Bagby cited a non-written consensus made by the Fiqh Council of North America, an association of Islamic scholars, that abortion should be allowed up to 120 days, basing it on an authentic hadith about when ensoulment occurs. “Before that it’s a life, after that, it becomes a human and killing it is the same or approximate to the killing of a human. I don’t think we should give that up,” Bagby said.
The imminent threat to Roe v Wade has elicited concern from many religious communities, including some Muslims who fear the decision will affect 26 states that have abortion bans ready to go. Muslims live in all of these states, and a few in particular – Michigan, Texas, Florida and Ohio – have very large Muslim populations.

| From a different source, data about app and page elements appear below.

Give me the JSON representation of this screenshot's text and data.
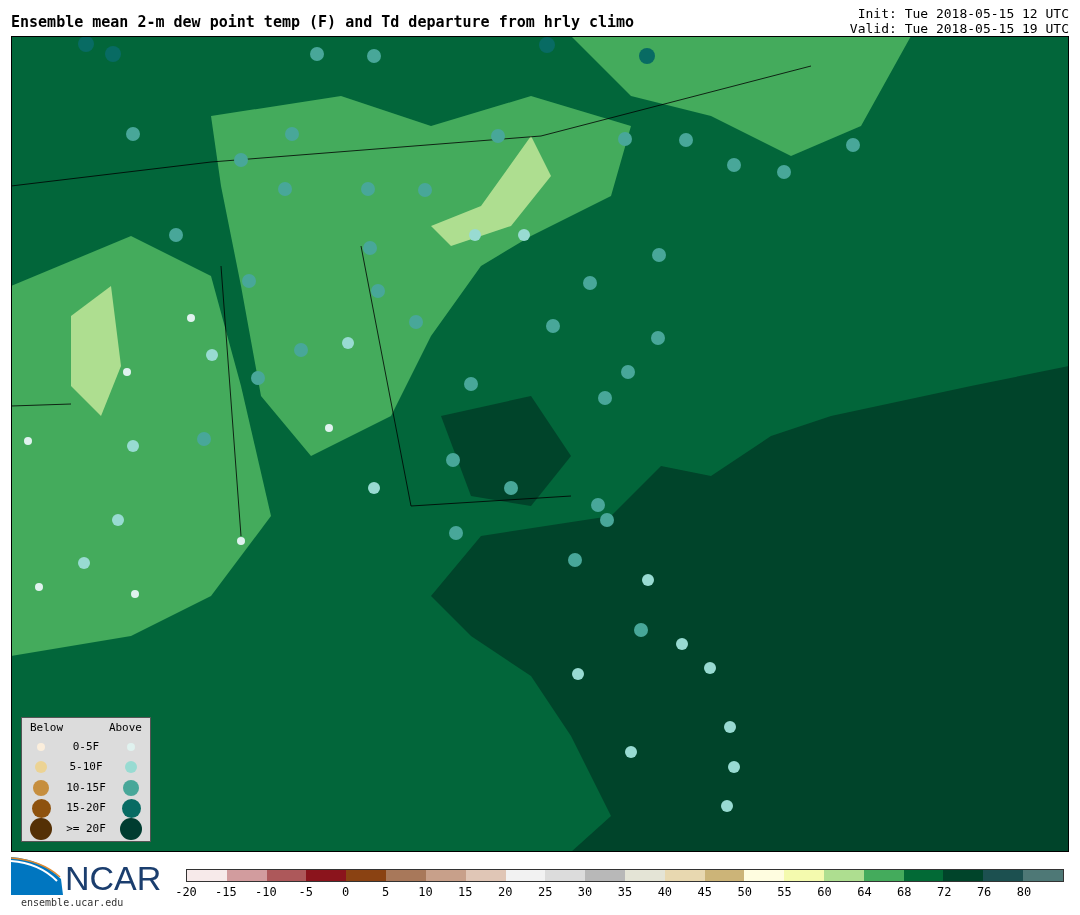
{
  "title": "Ensemble mean 2-m dew point temp (F) and Td departure from hrly climo",
  "init": "Init: Tue 2018-05-15 12 UTC",
  "valid": "Valid: Tue 2018-05-15 19 UTC",
  "legend": {
    "below_heading": "Below",
    "above_heading": "Above",
    "rows": [
      {
        "label": "0-5F",
        "below": {
          "color": "#fbeedc"
        },
        "above": {
          "color": "#e0f2ef"
        }
      },
      {
        "label": "5-10F",
        "below": {
          "color": "#ecd394"
        },
        "above": {
          "color": "#98dbd2"
        }
      },
      {
        "label": "10-15F",
        "below": {
          "color": "#c68e3e"
        },
        "above": {
          "color": "#48a799"
        }
      },
      {
        "label": "15-20F",
        "below": {
          "color": "#8e520e"
        },
        "above": {
          "color": "#086b63"
        }
      },
      {
        "label": ">= 20F",
        "below": {
          "color": "#543005"
        },
        "above": {
          "color": "#003c30"
        }
      }
    ]
  },
  "logo": {
    "name": "NCAR",
    "url": "ensemble.ucar.edu"
  },
  "colorbar": [
    {
      "label": "-20",
      "color": "#f7eaea"
    },
    {
      "label": "-15",
      "color": "#d29c9e"
    },
    {
      "label": "-10",
      "color": "#ad585a"
    },
    {
      "label": "-5",
      "color": "#8b141c"
    },
    {
      "label": "0",
      "color": "#8a4212"
    },
    {
      "label": "5",
      "color": "#a8785a"
    },
    {
      "label": "10",
      "color": "#c8a08a"
    },
    {
      "label": "15",
      "color": "#e0c6b6"
    },
    {
      "label": "20",
      "color": "#f2f2f2"
    },
    {
      "label": "25",
      "color": "#dcdcdc"
    },
    {
      "label": "30",
      "color": "#b8b8b8"
    },
    {
      "label": "35",
      "color": "#e4e4d6"
    },
    {
      "label": "40",
      "color": "#e8d8b0"
    },
    {
      "label": "45",
      "color": "#ccb478"
    },
    {
      "label": "50",
      "color": "#fffde0"
    },
    {
      "label": "55",
      "color": "#f4faae"
    },
    {
      "label": "60",
      "color": "#aede90"
    },
    {
      "label": "64",
      "color": "#44ab5c"
    },
    {
      "label": "68",
      "color": "#026a36"
    },
    {
      "label": "72",
      "color": "#00442a"
    },
    {
      "label": "76",
      "color": "#1c5050"
    },
    {
      "label": "80",
      "color": "#4e7876"
    }
  ]
}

“This will not only impact Muslim women’s reproductive rights but the rights of all Muslims who have reproductive lives – all Muslims with uteruses,” said Sahar Pirzada, West Coast programming and advocacy manager at HEART. “This decision [could restrict] the religious freedom of Muslims given that Islam makes space for reproductive choice,” she told Al Jazeera.
A majority of Americans – 54 percent – believe that abortion should be legal, according to estimates from a 2018 survey by the Public Religion Research Institute. While the anti-abortion rights perspective on abortion has been predominant in US public debate, the same poll showed that only 45 percent of all Christians think abortion should be illegal in all or most cases.
Adherents of other faiths also show similar, if not more robust, support for abortion rights; 70 percent of Jews, 69 percent of Buddhists, and 62 percent of Hindus support a woman’s right to abortion, for example. According to the same 2018 poll, a majority of Muslims, 51 percent, said they supported legal access to abortion in all or most cases.
But the Texas and Mississippi laws were motivated by a particular Christian view that forbids all abortion, said Asifa Quraishi-Landes, a law professor at the University of Wisconsin-Madison who specialises in comparative Islamic and US constitutional law.
“I, and many women of religious minorities who don’t happen to agree with the restrictive Christian view that life begins at conception, are concerned that the Christian Right is trying to use the legislative power of democracy to impose their view of abortion on everyone else,” she told Al Jazeera in an email.
Quraishi-Landes also stressed that the rules of Islamic jurisprudence are not the only thing to consider in a Sharia worldview. There is also what is known as siyasa – the law of the ruler or state – which is based not on scriptural interpretation, but rather on “maslaha amma” – the public good.
“A state law banning abortion does not serve the general public good because it could cause serious harm to a lot of people (e.g. women dying from botched self-abortions),” she said. “Muslims should not support it. To do so would be to support the legislation of one’s individual religious views on others, and I believe that Muslim history shows that Muslims are better than that.”